Start of Block

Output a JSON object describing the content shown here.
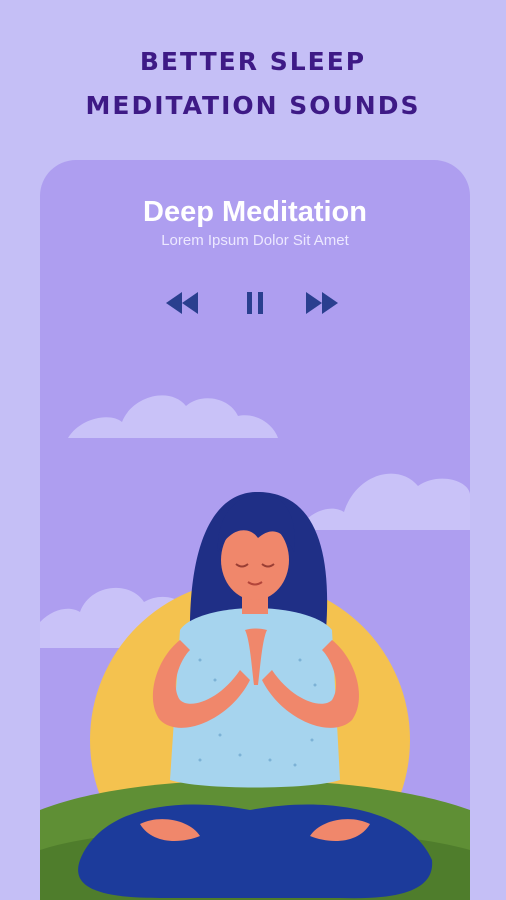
{
  "headline": {
    "line1": "BETTER SLEEP",
    "line2": "MEDITATION SOUNDS"
  },
  "player": {
    "title": "Deep Meditation",
    "subtitle": "Lorem Ipsum Dolor Sit Amet",
    "controls": {
      "rewind_icon": "rewind-icon",
      "pause_icon": "pause-icon",
      "forward_icon": "fast-forward-icon"
    }
  },
  "colors": {
    "background": "#c5bff6",
    "card": "#ae9ef0",
    "headline": "#3e1a86",
    "controls": "#2a3f8f",
    "sun": "#f4c24f",
    "grass": "#5f8f35"
  }
}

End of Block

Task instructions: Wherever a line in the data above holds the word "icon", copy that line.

Task output:
      "rewind_icon": "rewind-icon",
      "pause_icon": "pause-icon",
      "forward_icon": "fast-forward-icon"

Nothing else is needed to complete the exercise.